## WHAT YOU WILL DO
Each record that follows must be given again without alteration.

[Dataset excerpts]
━━━━━━━━━━━━━━━━

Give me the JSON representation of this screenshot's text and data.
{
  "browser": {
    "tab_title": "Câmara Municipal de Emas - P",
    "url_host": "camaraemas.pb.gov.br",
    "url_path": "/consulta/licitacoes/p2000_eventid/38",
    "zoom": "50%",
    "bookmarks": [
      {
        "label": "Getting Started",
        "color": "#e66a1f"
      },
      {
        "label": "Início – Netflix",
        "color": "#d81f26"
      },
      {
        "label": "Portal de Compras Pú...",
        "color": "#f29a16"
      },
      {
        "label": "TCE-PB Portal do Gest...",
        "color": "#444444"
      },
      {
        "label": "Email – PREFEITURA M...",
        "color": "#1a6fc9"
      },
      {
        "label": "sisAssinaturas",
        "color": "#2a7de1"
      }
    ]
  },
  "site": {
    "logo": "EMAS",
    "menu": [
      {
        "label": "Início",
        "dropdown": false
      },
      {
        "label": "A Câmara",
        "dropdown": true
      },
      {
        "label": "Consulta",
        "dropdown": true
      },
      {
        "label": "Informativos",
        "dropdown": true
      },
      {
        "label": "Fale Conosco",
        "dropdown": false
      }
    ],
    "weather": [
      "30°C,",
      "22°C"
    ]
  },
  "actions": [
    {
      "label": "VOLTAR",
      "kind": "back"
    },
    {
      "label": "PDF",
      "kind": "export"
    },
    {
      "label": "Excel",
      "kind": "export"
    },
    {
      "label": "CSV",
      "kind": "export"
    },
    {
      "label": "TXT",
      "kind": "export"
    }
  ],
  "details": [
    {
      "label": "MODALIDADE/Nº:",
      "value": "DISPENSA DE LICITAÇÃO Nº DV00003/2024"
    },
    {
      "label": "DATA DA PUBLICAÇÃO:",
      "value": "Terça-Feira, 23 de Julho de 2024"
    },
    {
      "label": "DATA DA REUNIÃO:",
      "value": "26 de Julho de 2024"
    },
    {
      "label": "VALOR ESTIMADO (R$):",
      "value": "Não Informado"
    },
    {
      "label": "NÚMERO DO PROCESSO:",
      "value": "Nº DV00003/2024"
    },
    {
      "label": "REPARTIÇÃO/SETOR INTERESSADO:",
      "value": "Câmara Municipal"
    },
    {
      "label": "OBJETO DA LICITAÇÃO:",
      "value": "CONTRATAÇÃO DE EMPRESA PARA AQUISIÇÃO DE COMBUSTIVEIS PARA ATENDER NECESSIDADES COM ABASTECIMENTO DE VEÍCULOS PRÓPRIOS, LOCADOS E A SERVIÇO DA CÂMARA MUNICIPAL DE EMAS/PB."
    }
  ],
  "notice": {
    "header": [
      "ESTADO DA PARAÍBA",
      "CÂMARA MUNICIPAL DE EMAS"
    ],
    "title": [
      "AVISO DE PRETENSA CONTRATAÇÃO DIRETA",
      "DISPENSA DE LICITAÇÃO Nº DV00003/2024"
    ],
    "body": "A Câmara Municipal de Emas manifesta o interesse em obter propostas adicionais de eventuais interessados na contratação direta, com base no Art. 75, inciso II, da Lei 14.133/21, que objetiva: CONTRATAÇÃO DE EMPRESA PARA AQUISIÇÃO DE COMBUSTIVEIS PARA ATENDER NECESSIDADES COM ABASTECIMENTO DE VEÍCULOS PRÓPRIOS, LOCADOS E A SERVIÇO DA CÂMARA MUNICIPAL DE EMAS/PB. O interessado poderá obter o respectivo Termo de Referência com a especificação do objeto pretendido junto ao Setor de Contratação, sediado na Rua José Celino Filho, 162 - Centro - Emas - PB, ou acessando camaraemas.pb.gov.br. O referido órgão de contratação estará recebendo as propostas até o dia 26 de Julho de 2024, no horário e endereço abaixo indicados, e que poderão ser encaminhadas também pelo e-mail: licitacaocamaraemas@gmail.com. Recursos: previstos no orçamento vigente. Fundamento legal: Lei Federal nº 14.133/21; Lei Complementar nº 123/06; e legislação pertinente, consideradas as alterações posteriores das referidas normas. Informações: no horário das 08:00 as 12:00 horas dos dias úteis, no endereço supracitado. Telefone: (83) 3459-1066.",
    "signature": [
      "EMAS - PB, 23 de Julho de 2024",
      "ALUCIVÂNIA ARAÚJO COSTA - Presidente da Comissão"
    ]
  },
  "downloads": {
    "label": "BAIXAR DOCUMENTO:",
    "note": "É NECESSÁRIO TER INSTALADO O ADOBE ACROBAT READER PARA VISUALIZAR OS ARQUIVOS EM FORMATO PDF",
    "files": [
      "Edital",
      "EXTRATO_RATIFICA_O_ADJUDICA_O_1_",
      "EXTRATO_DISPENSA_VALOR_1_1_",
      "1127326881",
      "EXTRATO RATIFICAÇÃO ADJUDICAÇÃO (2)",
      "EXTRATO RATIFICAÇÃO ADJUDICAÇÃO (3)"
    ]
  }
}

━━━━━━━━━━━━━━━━

## YOUR RESPONSE
Give me the JSON representation of this screenshot's text and data.
{
  "browser": {
    "tab_title": "Câmara Municipal de Emas - P",
    "url_host": "camaraemas.pb.gov.br",
    "url_path": "/consulta/licitacoes/p2000_eventid/38",
    "zoom": "50%",
    "bookmarks": [
      {
        "label": "Getting Started",
        "color": "#e66a1f"
      },
      {
        "label": "Início – Netflix",
        "color": "#d81f26"
      },
      {
        "label": "Portal de Compras Pú...",
        "color": "#f29a16"
      },
      {
        "label": "TCE-PB Portal do Gest...",
        "color": "#444444"
      },
      {
        "label": "Email – PREFEITURA M...",
        "color": "#1a6fc9"
      },
      {
        "label": "sisAssinaturas",
        "color": "#2a7de1"
      }
    ]
  },
  "site": {
    "logo": "EMAS",
    "menu": [
      {
        "label": "Início",
        "dropdown": false
      },
      {
        "label": "A Câmara",
        "dropdown": true
      },
      {
        "label": "Consulta",
        "dropdown": true
      },
      {
        "label": "Informativos",
        "dropdown": true
      },
      {
        "label": "Fale Conosco",
        "dropdown": false
      }
    ],
    "weather": [
      "30°C,",
      "22°C"
    ]
  },
  "actions": [
    {
      "label": "VOLTAR",
      "kind": "back"
    },
    {
      "label": "PDF",
      "kind": "export"
    },
    {
      "label": "Excel",
      "kind": "export"
    },
    {
      "label": "CSV",
      "kind": "export"
    },
    {
      "label": "TXT",
      "kind": "export"
    }
  ],
  "details": [
    {
      "label": "MODALIDADE/Nº:",
      "value": "DISPENSA DE LICITAÇÃO Nº DV00003/2024"
    },
    {
      "label": "DATA DA PUBLICAÇÃO:",
      "value": "Terça-Feira, 23 de Julho de 2024"
    },
    {
      "label": "DATA DA REUNIÃO:",
      "value": "26 de Julho de 2024"
    },
    {
      "label": "VALOR ESTIMADO (R$):",
      "value": "Não Informado"
    },
    {
      "label": "NÚMERO DO PROCESSO:",
      "value": "Nº DV00003/2024"
    },
    {
      "label": "REPARTIÇÃO/SETOR INTERESSADO:",
      "value": "Câmara Municipal"
    },
    {
      "label": "OBJETO DA LICITAÇÃO:",
      "value": "CONTRATAÇÃO DE EMPRESA PARA AQUISIÇÃO DE COMBUSTIVEIS PARA ATENDER NECESSIDADES COM ABASTECIMENTO DE VEÍCULOS PRÓPRIOS, LOCADOS E A SERVIÇO DA CÂMARA MUNICIPAL DE EMAS/PB."
    }
  ],
  "notice": {
    "header": [
      "ESTADO DA PARAÍBA",
      "CÂMARA MUNICIPAL DE EMAS"
    ],
    "title": [
      "AVISO DE PRETENSA CONTRATAÇÃO DIRETA",
      "DISPENSA DE LICITAÇÃO Nº DV00003/2024"
    ],
    "body": "A Câmara Municipal de Emas manifesta o interesse em obter propostas adicionais de eventuais interessados na contratação direta, com base no Art. 75, inciso II, da Lei 14.133/21, que objetiva: CONTRATAÇÃO DE EMPRESA PARA AQUISIÇÃO DE COMBUSTIVEIS PARA ATENDER NECESSIDADES COM ABASTECIMENTO DE VEÍCULOS PRÓPRIOS, LOCADOS E A SERVIÇO DA CÂMARA MUNICIPAL DE EMAS/PB. O interessado poderá obter o respectivo Termo de Referência com a especificação do objeto pretendido junto ao Setor de Contratação, sediado na Rua José Celino Filho, 162 - Centro - Emas - PB, ou acessando camaraemas.pb.gov.br. O referido órgão de contratação estará recebendo as propostas até o dia 26 de Julho de 2024, no horário e endereço abaixo indicados, e que poderão ser encaminhadas também pelo e-mail: licitacaocamaraemas@gmail.com. Recursos: previstos no orçamento vigente. Fundamento legal: Lei Federal nº 14.133/21; Lei Complementar nº 123/06; e legislação pertinente, consideradas as alterações posteriores das referidas normas. Informações: no horário das 08:00 as 12:00 horas dos dias úteis, no endereço supracitado. Telefone: (83) 3459-1066.",
    "signature": [
      "EMAS - PB, 23 de Julho de 2024",
      "ALUCIVÂNIA ARAÚJO COSTA - Presidente da Comissão"
    ]
  },
  "downloads": {
    "label": "BAIXAR DOCUMENTO:",
    "note": "É NECESSÁRIO TER INSTALADO O ADOBE ACROBAT READER PARA VISUALIZAR OS ARQUIVOS EM FORMATO PDF",
    "files": [
      "Edital",
      "EXTRATO_RATIFICA_O_ADJUDICA_O_1_",
      "EXTRATO_DISPENSA_VALOR_1_1_",
      "1127326881",
      "EXTRATO RATIFICAÇÃO ADJUDICAÇÃO (2)",
      "EXTRATO RATIFICAÇÃO ADJUDICAÇÃO (3)"
    ]
  }
}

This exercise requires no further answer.